Traveling for the arts is not as old as the hills, but it comes close. From the 18th century onwards, Northern European artists went to Italy for a Grand Tour to see and study the remains of classical antiquity with their own eyes.
Half a century later, the photo camera was invented. In the 19th century cameras were huge devices, making it more practical for travelers to buy prints of photographs of the sites they visited, rather than taking pictures themselves. Such pictures usually depicted tourist attractions such as the Pyramid of Cheops, the Partenon or a Japanese tea ceremony.
The turning point to a more documentary-like travelogue is in the 1930s when the US government sent Walker Evans out to capture life in remote villages in the Southern states. For his book The Americans, Robert Frank photographed the people he met during his road trip through the US and their immediate surroundings in the late 1950s. Ten years after Ed van der Elsken applied Frank's concept to the entire world in Sweet Life.

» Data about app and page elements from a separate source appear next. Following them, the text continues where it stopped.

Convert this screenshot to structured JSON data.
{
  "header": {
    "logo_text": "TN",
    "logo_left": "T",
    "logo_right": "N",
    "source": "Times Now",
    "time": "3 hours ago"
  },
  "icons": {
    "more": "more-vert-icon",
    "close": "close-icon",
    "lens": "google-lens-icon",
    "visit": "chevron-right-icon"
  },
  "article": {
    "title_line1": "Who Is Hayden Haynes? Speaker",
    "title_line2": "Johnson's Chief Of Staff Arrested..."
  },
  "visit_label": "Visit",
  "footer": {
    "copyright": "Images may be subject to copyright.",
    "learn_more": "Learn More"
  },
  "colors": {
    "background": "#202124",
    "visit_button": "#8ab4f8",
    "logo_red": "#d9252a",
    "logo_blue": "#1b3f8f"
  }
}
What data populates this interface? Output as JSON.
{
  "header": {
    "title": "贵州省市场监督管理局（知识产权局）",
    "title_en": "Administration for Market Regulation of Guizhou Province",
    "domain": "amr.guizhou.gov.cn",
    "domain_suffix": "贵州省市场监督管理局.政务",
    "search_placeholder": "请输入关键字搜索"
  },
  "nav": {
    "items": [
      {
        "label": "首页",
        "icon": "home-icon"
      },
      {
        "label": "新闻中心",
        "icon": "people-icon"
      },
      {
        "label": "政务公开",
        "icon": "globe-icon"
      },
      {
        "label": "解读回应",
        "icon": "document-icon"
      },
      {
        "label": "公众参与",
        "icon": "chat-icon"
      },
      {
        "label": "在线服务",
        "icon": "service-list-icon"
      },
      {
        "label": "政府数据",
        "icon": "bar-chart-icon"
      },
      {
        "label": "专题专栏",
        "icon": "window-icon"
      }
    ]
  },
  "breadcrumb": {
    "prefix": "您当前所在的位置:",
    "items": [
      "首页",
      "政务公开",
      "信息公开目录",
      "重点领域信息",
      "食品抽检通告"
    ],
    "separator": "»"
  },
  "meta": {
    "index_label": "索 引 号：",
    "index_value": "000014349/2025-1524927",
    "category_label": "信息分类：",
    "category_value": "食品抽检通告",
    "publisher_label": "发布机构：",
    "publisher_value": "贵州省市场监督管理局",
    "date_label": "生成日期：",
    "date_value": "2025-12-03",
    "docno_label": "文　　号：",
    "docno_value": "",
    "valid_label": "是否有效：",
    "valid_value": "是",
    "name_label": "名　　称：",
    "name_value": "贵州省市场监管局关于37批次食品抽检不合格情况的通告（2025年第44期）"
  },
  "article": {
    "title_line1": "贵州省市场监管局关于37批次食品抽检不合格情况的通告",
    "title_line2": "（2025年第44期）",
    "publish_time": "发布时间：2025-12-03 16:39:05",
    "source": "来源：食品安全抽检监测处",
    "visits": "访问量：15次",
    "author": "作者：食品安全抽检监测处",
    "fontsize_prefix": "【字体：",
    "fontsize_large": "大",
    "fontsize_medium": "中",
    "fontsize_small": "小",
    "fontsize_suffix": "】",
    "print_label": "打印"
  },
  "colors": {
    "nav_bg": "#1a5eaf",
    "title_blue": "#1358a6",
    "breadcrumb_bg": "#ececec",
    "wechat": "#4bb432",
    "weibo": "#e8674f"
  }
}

Traveling became accessible to many and the cameras gradually became so small that they could fit into a mobile phone, allowing everyone to take pictures anywhere and directly. Yet the days of the professional photographer aren't over. Contemporary photographers such as Robin de Puy and Ruben Terlou work in the tradition of Evans and Frank and have a keen eye for people and their environment. A tradition that was further explored by Michael Wolf who paid attention to the living conditions in metropolises such as Hong Kong and Tokyo.